Biomechanical study of double-level pedicle screw constructs with or without crosslinks (CL) in an unstable model.Objectives:
The purpose of this study is to investigate the optimal position and orientation of the CL.Summary of Background Data:
Several reports have described biomechanical research on such CL, but no definite consensus has been reached regarding the effects. Very few studies have examined the position and orientation of the CL. The question of where and how the CL should be clinically set remains unanswered.Methods:
Ten cadaveric lumbar spines (L3–L5) of boars were used and 7 models were prepared by the sequential damage and spinal instrumentation of each specimen. Bending stiffness was measured in flexion, extension, lateral bending, and axial rotation for each model using 6-axis material tester under torque of 0 to ±3 N m. Results for each configuration were compared using analysis of variance and the Turkey-Kramer test.Results:
In flexion, extension, and lateral bending, 7 models showed similar stiffness with no significant differences. In axial rotation, stiffness increased significantly (P<0.05) in the cephalic, central, caudal, and oblique CL models in comparison with that of the no CL model, and stiffness of the horizontal 2 CL and oblique 2 CL models was significantly higher than that of cephalic, central, caudal, and oblique CL models (P<0.05). However, no significant differences in stiffness were seen between cephalic, central, and caudal CL models, between the central and oblique CL models, or between the horizontal and oblique 2 CL models.Conclusions:

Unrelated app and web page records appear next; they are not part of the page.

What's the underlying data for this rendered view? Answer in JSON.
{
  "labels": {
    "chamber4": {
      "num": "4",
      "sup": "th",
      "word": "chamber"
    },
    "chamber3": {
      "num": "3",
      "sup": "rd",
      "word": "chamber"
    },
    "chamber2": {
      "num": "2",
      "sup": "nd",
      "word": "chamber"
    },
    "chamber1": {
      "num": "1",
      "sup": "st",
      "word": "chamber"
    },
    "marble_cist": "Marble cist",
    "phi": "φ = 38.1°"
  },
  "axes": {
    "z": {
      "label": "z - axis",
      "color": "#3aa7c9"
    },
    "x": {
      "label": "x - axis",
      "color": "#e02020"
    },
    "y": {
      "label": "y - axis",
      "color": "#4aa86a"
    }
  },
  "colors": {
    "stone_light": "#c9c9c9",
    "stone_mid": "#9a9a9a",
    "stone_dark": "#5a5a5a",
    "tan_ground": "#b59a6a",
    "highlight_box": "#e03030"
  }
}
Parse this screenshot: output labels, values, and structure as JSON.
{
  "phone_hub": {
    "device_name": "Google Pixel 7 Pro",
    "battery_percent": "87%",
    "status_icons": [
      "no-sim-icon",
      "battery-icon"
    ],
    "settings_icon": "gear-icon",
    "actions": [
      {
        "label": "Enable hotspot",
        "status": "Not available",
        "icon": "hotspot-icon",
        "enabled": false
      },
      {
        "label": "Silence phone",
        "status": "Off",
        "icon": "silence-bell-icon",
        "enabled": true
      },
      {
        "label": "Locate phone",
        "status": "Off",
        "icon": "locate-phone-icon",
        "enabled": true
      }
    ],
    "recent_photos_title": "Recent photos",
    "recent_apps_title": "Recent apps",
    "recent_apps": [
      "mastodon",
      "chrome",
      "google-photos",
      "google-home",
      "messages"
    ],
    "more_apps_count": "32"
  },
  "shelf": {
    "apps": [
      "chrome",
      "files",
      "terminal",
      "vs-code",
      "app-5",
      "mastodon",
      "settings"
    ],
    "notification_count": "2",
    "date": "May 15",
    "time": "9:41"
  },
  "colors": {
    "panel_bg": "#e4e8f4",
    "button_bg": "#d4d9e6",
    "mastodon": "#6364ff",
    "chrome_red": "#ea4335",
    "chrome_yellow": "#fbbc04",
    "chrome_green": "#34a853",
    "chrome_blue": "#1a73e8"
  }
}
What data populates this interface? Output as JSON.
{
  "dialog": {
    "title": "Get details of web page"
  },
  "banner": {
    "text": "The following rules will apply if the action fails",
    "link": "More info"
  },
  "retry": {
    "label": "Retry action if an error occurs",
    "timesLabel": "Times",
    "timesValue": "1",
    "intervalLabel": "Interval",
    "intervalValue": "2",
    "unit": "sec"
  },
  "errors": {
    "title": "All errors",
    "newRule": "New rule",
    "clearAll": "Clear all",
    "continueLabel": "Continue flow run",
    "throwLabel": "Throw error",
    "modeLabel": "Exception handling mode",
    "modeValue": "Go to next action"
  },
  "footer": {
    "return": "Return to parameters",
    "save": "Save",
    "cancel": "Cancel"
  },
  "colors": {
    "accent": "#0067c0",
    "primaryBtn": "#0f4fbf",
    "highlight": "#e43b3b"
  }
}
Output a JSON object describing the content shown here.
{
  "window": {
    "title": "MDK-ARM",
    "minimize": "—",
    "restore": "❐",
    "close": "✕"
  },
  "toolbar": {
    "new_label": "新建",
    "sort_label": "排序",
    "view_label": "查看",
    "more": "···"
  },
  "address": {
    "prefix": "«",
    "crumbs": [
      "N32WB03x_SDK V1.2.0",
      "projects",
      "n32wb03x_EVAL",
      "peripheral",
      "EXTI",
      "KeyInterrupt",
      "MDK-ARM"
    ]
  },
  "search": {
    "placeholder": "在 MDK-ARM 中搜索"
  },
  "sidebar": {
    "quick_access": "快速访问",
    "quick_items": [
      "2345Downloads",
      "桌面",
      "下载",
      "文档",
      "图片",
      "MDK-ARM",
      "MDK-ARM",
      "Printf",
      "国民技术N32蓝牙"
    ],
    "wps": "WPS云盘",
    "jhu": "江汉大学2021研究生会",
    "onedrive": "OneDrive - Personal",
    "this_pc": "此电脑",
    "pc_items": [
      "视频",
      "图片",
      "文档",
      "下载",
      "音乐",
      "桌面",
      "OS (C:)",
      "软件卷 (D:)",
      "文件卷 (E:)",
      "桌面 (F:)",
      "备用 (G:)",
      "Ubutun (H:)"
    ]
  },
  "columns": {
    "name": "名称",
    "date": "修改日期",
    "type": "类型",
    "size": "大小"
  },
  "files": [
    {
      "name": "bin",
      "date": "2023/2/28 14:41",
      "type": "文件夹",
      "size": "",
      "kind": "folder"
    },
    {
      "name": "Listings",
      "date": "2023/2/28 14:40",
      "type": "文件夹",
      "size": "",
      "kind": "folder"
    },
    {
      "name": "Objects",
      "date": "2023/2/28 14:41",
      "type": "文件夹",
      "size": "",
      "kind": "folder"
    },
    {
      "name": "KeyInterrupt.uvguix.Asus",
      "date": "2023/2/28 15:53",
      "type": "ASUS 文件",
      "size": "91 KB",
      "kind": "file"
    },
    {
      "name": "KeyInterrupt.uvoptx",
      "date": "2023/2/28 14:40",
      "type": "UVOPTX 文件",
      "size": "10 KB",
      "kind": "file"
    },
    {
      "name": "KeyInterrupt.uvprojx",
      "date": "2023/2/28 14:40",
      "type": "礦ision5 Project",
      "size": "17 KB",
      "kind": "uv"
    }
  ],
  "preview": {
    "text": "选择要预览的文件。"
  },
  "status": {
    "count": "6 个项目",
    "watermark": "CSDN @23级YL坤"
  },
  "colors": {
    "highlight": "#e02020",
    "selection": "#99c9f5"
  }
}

Concomitant use of CLs significantly increased axial rotational stiffness, even though stiffness in flexion, extension, and lateral bending was not increased. In addition, stiffness in axial rotation significantly improved with the use of 2 CLs instead of a single CL, and stiffness was unchanged by position and orientation of CL.